The Rent Stabilization Commission held its first meeting in months on Aug. 4, following the resignation of two of the Commission’s tenant representatives in April. It appears the return to business came none too soon, as the City Council heard updates on the Rent Stabilization Ordinance and the city’s stock of rent stabilized units, which currently sit at an 11% vacancy rate – up from 6.8% the year before.

“I’ve never seen it this high,” said Deputy Director of Rent Stabilization Helen Morales at the Aug. 3 Study Session. The uptick represents more than a 60% rise from last year.

While owners are not required to report why a tenant vacates a rent stabilized unit, Morales said that the timing suggests a possible connection with the pandemic. Morales could not say definitively, but added that rents may have declined as a result of the pandemic, especially given the vacancy rate. 

“The rent amounts may have decreased as a result of that in order to get tenants to move into the units,” she said. The latest data of rent stabilized units shows that the most frequently rented units are one bedroom at an average of $2,260.

In response to a question from Vice Mayor Lili Bosse, Morales said that the city could conduct outreach to landlords and tenants to determine the reasons behind a vacancy. 

“I think we all do want to understand why we have this vacancy [rate],” Bosse said.

The report took stock of the impact of its Rent Stabilization Ordinance, which passed in 2017. Morales said the data showed that “the rent stabilization has helped keep rents down for those households who have longer tenure.”

Mayor Robert Wunderlich dove into the data himself and surfaced with the conclusion that the ordinance has worked. He compared the rent of rent stabilized units with no change in occupancy to rent stabilized units that returned to the market and had an opportunity to adjust to market rate. For one-bedroom apartments, the difference between the two was $2,269 and $2,279. For two-bedroom units, the difference was $3,135 and $3,144. 

“This indicates to me that the ordinance is working, that it’s provided protection against isolated incidents of exorbitant rents, while still not resulting in a large deviation between market rents and the rents under the rent stabilization ordinance,” he said.

Morales also presented the Council with updates on the city’s COVID-19 Rent Subsidy Program, which the City Council approved in September 2020. The program applies to tenants living on multi-family properties that fall under the Rent Stabilization Ordinance, prioritizing seniors and households with children enrolled in Beverly Hills Unified School District (BHUSD). The program offers eligible residents up to $1,000 for three months, with the money going directly to the landlord under the condition that the landlord grants the tenant a year to repay back rent. Landlords also must agree not to evict tenants for a year.

According to Morales, the city has received 520 rent subsidy applications, more than twice the anticipated number of applications. About 84 of those applications were from households with children enrolled in BHUSD or with a senior household member.

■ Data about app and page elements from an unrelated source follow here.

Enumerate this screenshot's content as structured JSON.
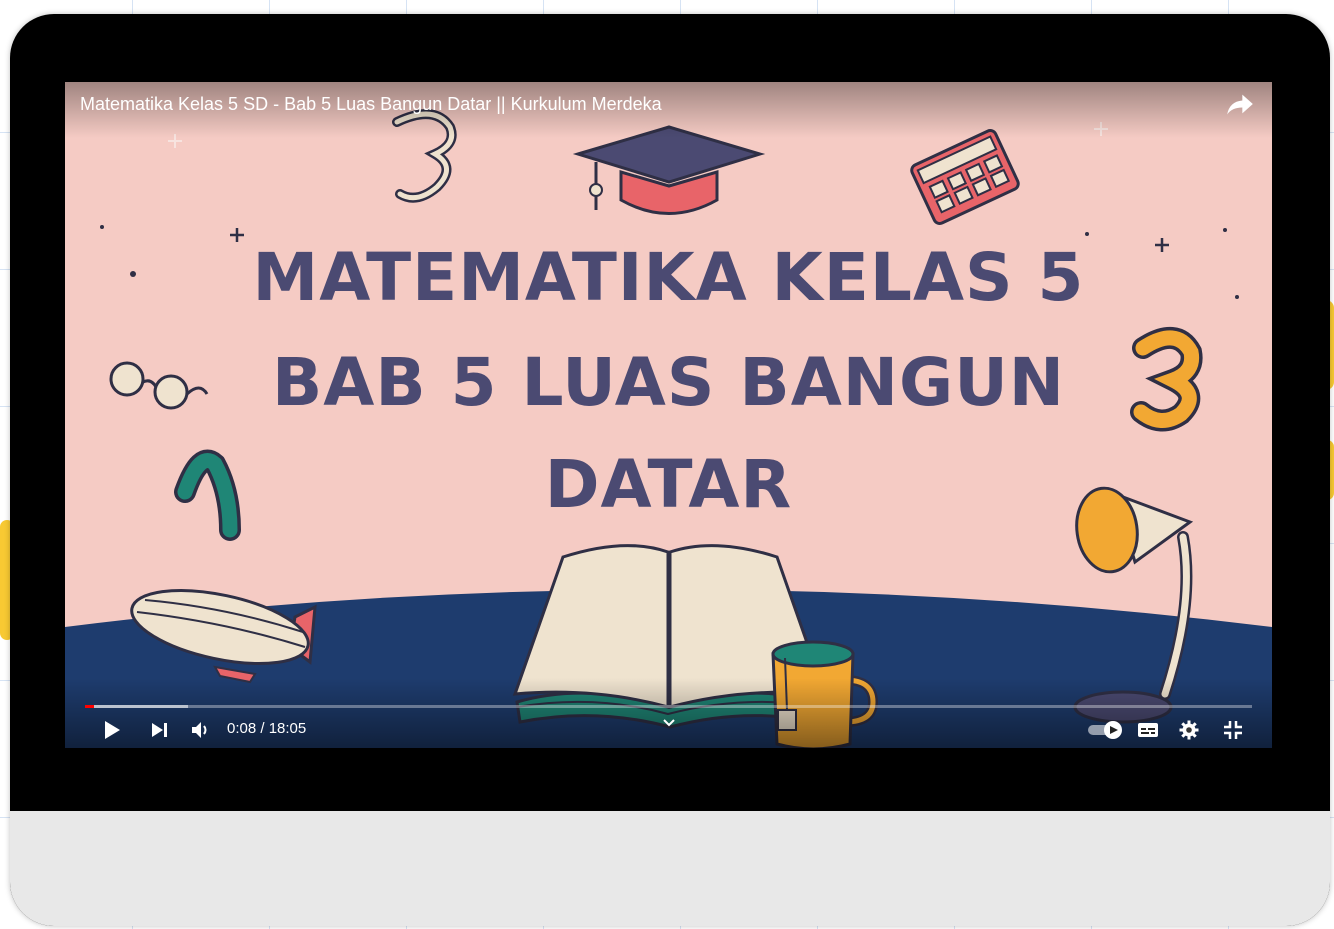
{
  "video": {
    "title": "Matematika Kelas 5 SD - Bab 5 Luas Bangun Datar || Kurkulum Merdeka",
    "thumbnail_lines": [
      "MATEMATIKA KELAS 5",
      "BAB 5 LUAS BANGUN",
      "DATAR"
    ],
    "current_time": "0:08",
    "duration": "18:05",
    "time_label": "0:08 / 18:05",
    "progress_fraction": 0.0074,
    "buffered_fraction": 0.088
  },
  "icons": {
    "share": "share-icon",
    "play": "play-icon",
    "next": "next-icon",
    "volume": "volume-icon",
    "chevron": "chevron-down-icon",
    "autoplay": "autoplay-toggle-icon",
    "subtitles": "subtitles-icon",
    "settings": "gear-icon",
    "fullscreen": "exit-fullscreen-icon"
  },
  "colors": {
    "screen_background": "#f5cbc4",
    "headline": "#4b4a72",
    "desk": "#1e3c6e",
    "progress_played": "#ff0000",
    "monitor_frame": "#000000",
    "monitor_chin": "#e8e8e8"
  }
}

Jewish Family Services, the nonprofit contracted by the city to administer the program, reviewed about 450 of the applicants and granted rent subsidies in 99 cases – an approval rate of 19%. In total, the city gave property owners about $300,000 in direct subsidy payments.

The rate of denial raised some concerns for some council members. Morales explained that in most cases, applicants were making as much or more money from unemployment than they were prior to the pandemic. In other instances of rejection, applicants did not provide sufficient documentation, generated income above the 80% Area Median Income threshold, paid over $4,000 in rent, lived in a non-RSO unit, or received rental assistance from Los Angeles County.

Also of concern to the Council, 41 applicants could not receive the subsidy because their property owner refused to participate in the program. “I cannot get a straight answer from owners,” Morales said about why the landlords refused the funds. “They feel like they’re giving something in exchange by saying they won’t evict the tenant.”

At the Rent Stabilization Commission meeting, the commission swore in the newest members. The commission is composed of two landlord representatives, two tenant representatives, and two homeowners. Zachary Sokoloff replaced Gwendolyn Owens, former-alternate Kathy Bronte replaced Kathryn Jacoby, and Kandace Lindsey-Cerqueira filled the alternate position left by Bronte. The newly recomposed commission voted to recommend to the City Council that the city’s eviction moratorium end at the same time as the State of California’s moratorium.  

Share Post